- Devs, operations teams and security professionals must all work together and all take equal responsibility for all issues in the project, including security defects.
- Security checks and threat modeling must be integrated into all stages of development and operations so that organizations can minimize application vulnerabilities and still reap the benefits of agile development.
- DevOps relies heavily on process automation, so security checks must also be automated to maintain efficiency.
- Security issues must be found and resolved as early as possible to avoid delays and rework further downstream.
What tools work best for DevSecOps
DevSecOps requires dedicated security tools that can be integrated with the software development life cycle for automated and continuous web application security testing. Traditional penetration testing tools and basic vulnerability scanners are difficult to automate, which makes them unsuitable and inefficient for the purposes of DevSecOps. Available solutions can broadly be grouped into two categories:
- Static Application Security Testing (SAST) products: Software security starts with secure code, and static source code analysis tools continue to be used in the development pipeline. These are the equivalent of compile-time checks in traditional software development and while still useful, they have several major disadvantages and limitations in a DevOps environment. Static tools have a hard time dealing with the extensive use of application frameworks, external libraries, and third-party APIs, which can lead to numerous distracting false positives. Static analysis is also useless for runtime errors, which in a DevOps environment can also include issues related to configuration and operations. The key advantage of static analysis is that any issues are precisely located in the code, which makes resolution much faster. Static tools are also easily integrated and automated, which is vital for DevSecOps.
- Dynamic Application Security Testing (DAST) products: The equivalent of runtime checks in traditional development, dynamic tools provide a wider view of application security. DAST tools, such as automated web application security scanners and automated continuous penetration testing solutions, find vulnerabilities in a running application and are typically executed on each new build in a testing environment. Enterprise-class DAST solutions can be readily integrated into a CI/CD environment and check for a vast array of vulnerabilities, including misconfigurations, inadequate security controls, and other issues that don’t show up in static testing. The one disadvantage of dynamic testing is that code issues are flagged but not pinpointed, so resolving them may require more effort.
How Netsparker supports DevSecOps
The DevSecOps model allows organizations to deploy a wide variety of application security testing solutions in their software development lifecycle.
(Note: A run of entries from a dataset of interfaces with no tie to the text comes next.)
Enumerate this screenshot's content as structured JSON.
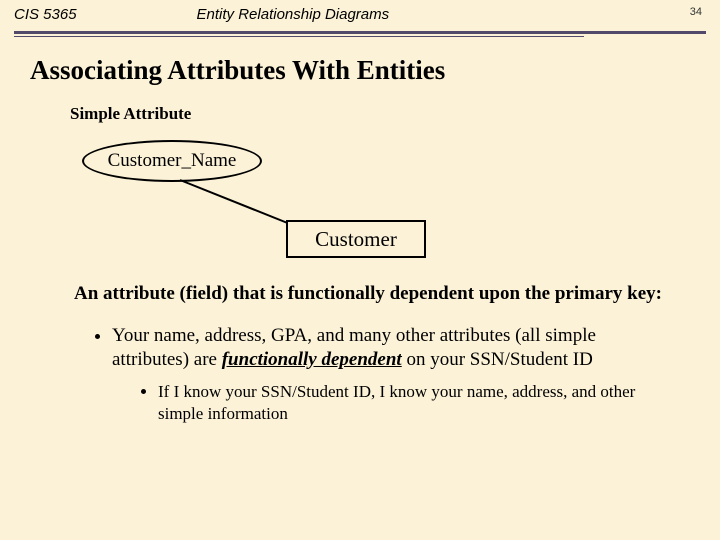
{
  "header": {
    "left": "CIS 5365",
    "center": "Entity Relationship Diagrams",
    "page_number": "34"
  },
  "title": "Associating Attributes With Entities",
  "subtitle": "Simple Attribute",
  "diagram": {
    "attribute_label": "Customer_Name",
    "entity_label": "Customer"
  },
  "definition": "An attribute (field) that is functionally dependent upon the primary key:",
  "bullet1_pre": "Your name, address, GPA, and many other attributes (all simple attributes) are ",
  "bullet1_emph": "functionally dependent",
  "bullet1_post": " on your SSN/Student ID",
  "subbullet1": "If I know your SSN/Student ID, I know your name, address, and other simple information"
}
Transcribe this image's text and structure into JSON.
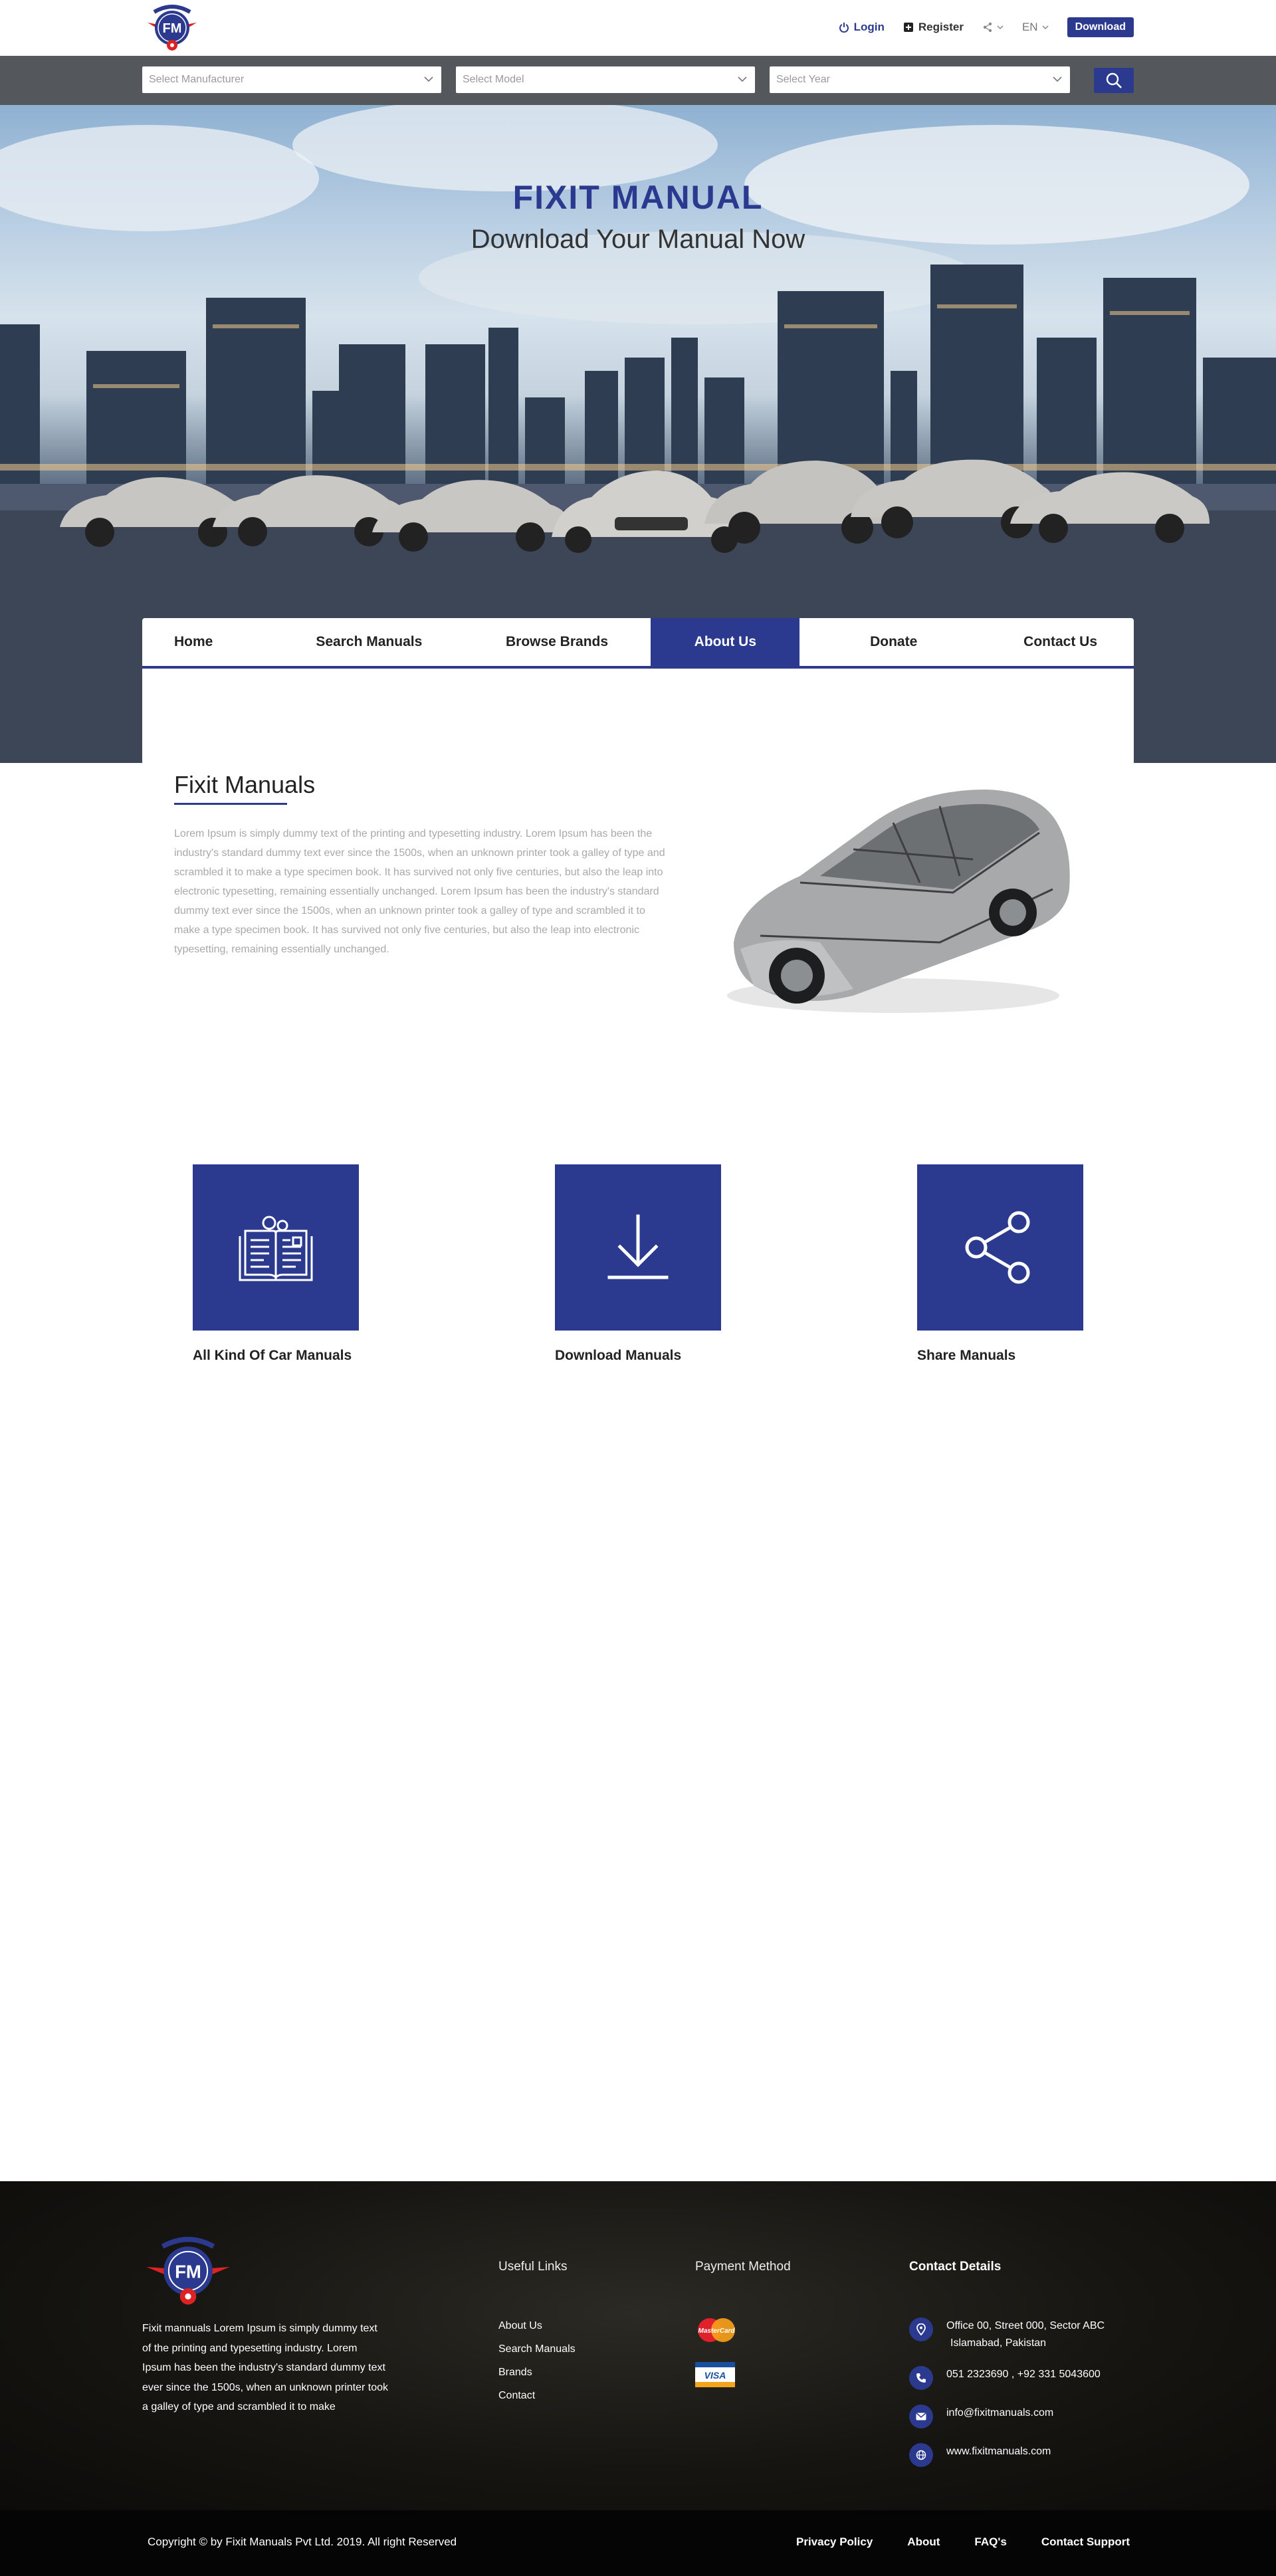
{
  "brand": {
    "logo_text": "FIXIT MANUAL",
    "logo_initials": "FM",
    "primary_color": "#2b3a8f"
  },
  "topbar": {
    "login": "Login",
    "register": "Register",
    "language": "EN",
    "download": "Download"
  },
  "search": {
    "manufacturer_placeholder": "Select Manufacturer",
    "model_placeholder": "Select Model",
    "year_placeholder": "Select Year"
  },
  "hero": {
    "title": "FIXIT MANUAL",
    "subtitle": "Download Your Manual Now"
  },
  "nav": {
    "items": [
      {
        "label": "Home"
      },
      {
        "label": "Search Manuals"
      },
      {
        "label": "Browse Brands"
      },
      {
        "label": "About Us",
        "active": true
      },
      {
        "label": "Donate"
      },
      {
        "label": "Contact Us"
      }
    ]
  },
  "about": {
    "title": "Fixit Manuals",
    "body": "Lorem Ipsum is simply dummy text of the printing and typesetting industry. Lorem Ipsum has been the industry's standard dummy text ever since the 1500s, when an unknown printer took a galley of type and scrambled it to make a type specimen book. It has survived not only five centuries, but also the leap into electronic typesetting, remaining essentially unchanged. Lorem Ipsum has been the industry's standard dummy text ever since the 1500s, when an unknown printer took a galley of type and scrambled it to make a type specimen book. It has survived not only five centuries, but also the leap into electronic typesetting, remaining essentially unchanged."
  },
  "features": [
    {
      "label": "All Kind Of Car Manuals",
      "icon": "manual-book-icon"
    },
    {
      "label": "Download Manuals",
      "icon": "download-icon"
    },
    {
      "label": "Share Manuals",
      "icon": "share-icon"
    }
  ],
  "footer": {
    "about": "Fixit mannuals Lorem Ipsum is simply dummy text of the printing and typesetting industry. Lorem Ipsum has been the industry's standard dummy text ever since the 1500s, when an unknown printer took a galley of type and scrambled it to make",
    "useful_links_title": "Useful Links",
    "useful_links": [
      "About Us",
      "Search Manuals",
      "Brands",
      "Contact"
    ],
    "payment_title": "Payment Method",
    "payment_methods": [
      "MasterCard",
      "VISA"
    ],
    "contact_title": "Contact Details",
    "address_line1": "Office 00, Street 000, Sector ABC",
    "address_line2": "Islamabad, Pakistan",
    "phone": "051 2323690 , +92 331 5043600",
    "email": "info@fixitmanuals.com",
    "website": "www.fixitmanuals.com"
  },
  "bottom": {
    "copyright": "Copyright © by Fixit Manuals Pvt Ltd. 2019. All right Reserved",
    "links": [
      "Privacy Policy",
      "About",
      "FAQ's",
      "Contact Support"
    ]
  }
}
Flexible enterprise-class tools for dynamic vulnerability scanning and penetration testing, such as the Netsparker Web Application Security Scanner, provide best-in-class accuracy and fully support process automation for easy integration with your existing development pipeline. With efficient and accurate testing, you can ensure a secure development lifecycle and seamless collaboration between teams to maximize the benefits of DevSecOps.